December's uptick in consumer confidence suggests that the bull market in the United States can still extend far into the future, albeit with a few bumps, Nuveen's chief equity strategist, Bob Doll, told CNBC on Tuesday.
"We've spent this entire bull market with nobody believing it. The caution, the concern, 'The next downturn's going to kill me,' and now we're beginning to have people feel a little bit better. That's always a good sign, and bull markets don't end until you get that euphoria," Doll said.
"We're nowhere near that. We may be moving from cautiousness to optimism, but euphoria's down the line somewhere," he told "Squawk on the Street."
Doll said that confidence always helps the economy do better, though too much optimism could pose a problem if the cause for that isn't justified.
"If people feel better about life, no matter what policy is, they spend a little more money," he said. "The question is, is the confidence coming back so fast that no matter what happens, the markets can't deliver, the economy can't deliver? We'll see."
But even if pumped-up confidence does pose a threat, signs of growth ticking up in the United States in 2017 could provide a basis for that positive outlook, Doll contended.
"I think as long as the U.S. growth expectations move higher, as long as the dollar is moving higher, this says the U.S. is where it's happening. Stronger growth differential, the interest rate differential, I think this points to further strength in the U.S. versus the rest of the world," he said.
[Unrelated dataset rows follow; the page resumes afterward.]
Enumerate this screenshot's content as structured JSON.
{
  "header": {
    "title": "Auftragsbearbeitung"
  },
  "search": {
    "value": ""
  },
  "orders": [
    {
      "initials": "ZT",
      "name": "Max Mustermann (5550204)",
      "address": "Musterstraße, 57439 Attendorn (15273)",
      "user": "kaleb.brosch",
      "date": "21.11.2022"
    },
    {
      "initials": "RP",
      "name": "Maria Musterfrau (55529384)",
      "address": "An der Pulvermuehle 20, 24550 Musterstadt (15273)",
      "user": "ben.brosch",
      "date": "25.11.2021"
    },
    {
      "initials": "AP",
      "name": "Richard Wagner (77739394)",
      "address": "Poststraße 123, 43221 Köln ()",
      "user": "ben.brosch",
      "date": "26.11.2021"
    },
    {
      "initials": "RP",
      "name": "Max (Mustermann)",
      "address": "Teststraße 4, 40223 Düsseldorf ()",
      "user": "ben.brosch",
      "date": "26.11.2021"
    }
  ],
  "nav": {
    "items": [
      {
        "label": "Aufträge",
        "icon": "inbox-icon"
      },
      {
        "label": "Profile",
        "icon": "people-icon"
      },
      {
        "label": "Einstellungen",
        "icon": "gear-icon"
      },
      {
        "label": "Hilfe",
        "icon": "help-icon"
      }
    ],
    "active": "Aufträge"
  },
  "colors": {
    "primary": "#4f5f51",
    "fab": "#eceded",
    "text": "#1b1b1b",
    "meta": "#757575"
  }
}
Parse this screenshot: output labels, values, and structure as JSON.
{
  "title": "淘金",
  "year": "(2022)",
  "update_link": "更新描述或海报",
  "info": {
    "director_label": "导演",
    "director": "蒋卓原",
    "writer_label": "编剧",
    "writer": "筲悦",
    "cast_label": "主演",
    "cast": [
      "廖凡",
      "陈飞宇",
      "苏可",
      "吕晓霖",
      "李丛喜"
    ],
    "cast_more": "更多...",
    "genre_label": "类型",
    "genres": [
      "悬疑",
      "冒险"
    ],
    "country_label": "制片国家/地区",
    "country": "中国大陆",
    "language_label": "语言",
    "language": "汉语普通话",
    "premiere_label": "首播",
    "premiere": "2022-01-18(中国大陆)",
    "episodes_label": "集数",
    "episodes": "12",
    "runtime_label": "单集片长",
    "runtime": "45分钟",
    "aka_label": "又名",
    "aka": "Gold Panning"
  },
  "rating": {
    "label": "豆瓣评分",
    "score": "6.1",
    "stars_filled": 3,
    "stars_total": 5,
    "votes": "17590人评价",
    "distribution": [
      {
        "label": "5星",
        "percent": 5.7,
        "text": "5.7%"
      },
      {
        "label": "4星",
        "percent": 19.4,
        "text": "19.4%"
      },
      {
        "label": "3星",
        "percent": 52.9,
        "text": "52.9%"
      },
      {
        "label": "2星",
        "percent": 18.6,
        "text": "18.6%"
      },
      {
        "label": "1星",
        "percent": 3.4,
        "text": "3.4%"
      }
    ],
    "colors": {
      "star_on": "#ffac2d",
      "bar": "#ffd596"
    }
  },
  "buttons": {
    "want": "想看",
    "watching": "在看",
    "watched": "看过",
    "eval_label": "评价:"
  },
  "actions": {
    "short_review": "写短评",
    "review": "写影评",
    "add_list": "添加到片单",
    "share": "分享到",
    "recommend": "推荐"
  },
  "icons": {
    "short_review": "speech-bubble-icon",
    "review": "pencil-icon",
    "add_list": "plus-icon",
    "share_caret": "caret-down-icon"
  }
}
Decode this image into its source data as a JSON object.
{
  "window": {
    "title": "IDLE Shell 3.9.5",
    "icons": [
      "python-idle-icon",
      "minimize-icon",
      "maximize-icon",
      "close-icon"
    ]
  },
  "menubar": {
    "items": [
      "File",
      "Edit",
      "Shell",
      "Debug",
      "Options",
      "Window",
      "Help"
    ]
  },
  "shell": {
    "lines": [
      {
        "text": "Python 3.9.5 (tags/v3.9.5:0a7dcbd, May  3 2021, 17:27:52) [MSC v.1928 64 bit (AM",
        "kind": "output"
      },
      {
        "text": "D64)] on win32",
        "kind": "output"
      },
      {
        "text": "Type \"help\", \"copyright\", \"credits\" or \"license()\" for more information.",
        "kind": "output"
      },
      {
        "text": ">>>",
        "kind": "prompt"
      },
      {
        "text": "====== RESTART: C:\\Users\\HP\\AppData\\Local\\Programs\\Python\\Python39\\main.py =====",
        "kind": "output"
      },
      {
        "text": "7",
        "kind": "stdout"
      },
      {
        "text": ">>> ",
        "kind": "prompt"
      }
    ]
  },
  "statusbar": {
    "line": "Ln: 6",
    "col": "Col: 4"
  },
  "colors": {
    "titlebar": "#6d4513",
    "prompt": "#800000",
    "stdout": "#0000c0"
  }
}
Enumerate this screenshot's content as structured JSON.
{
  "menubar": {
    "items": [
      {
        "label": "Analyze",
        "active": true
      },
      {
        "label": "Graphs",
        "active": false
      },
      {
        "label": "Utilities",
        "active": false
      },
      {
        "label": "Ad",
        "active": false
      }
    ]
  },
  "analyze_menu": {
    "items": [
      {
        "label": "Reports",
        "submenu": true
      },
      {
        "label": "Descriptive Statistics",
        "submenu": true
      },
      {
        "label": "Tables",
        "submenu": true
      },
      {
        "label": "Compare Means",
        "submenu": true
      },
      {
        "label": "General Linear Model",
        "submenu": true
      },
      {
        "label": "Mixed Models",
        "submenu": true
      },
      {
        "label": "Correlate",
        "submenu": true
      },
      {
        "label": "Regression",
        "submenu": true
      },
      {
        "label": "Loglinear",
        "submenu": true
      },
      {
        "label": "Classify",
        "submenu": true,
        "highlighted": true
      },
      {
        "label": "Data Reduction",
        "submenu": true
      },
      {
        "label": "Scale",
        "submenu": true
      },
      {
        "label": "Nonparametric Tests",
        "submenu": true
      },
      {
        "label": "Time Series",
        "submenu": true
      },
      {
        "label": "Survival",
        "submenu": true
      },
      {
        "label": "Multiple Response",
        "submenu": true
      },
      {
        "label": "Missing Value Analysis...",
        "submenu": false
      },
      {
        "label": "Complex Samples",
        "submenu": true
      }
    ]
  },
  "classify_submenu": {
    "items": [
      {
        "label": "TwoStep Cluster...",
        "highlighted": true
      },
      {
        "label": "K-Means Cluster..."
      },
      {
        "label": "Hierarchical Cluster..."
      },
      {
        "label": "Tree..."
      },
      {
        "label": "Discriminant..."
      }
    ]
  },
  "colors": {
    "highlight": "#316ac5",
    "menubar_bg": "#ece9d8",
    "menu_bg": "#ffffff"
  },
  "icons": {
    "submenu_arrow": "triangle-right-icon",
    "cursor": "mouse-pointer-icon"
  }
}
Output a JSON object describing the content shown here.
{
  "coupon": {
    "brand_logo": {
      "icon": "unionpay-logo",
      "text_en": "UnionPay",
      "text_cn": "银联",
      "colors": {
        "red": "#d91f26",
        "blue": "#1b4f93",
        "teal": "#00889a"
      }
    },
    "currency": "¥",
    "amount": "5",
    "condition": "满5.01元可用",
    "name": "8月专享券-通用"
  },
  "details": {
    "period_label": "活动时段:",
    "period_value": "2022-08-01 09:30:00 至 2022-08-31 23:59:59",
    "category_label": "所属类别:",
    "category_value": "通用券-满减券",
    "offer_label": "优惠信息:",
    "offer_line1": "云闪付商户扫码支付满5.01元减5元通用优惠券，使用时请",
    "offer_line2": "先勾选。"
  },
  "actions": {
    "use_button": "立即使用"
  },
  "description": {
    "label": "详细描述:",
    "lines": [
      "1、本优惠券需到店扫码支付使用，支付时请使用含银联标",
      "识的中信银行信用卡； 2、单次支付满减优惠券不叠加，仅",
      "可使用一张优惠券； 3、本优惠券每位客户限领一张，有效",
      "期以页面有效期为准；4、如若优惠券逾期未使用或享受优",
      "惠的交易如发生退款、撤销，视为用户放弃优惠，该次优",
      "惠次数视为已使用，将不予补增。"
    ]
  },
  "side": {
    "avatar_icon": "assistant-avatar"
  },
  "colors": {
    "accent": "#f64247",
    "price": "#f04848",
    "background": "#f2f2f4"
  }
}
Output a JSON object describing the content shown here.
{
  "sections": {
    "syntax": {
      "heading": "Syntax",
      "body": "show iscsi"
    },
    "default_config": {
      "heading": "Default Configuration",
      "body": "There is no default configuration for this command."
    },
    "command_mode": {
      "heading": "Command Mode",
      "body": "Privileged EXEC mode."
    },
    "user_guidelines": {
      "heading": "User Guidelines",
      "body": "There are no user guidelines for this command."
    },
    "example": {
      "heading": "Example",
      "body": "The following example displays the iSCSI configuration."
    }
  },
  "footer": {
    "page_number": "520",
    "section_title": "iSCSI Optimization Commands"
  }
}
"We're completing the seventh year in a row where the U.S. has led, so it won't happen forever, but I think the signs are still there, at least early in the year," Doll added.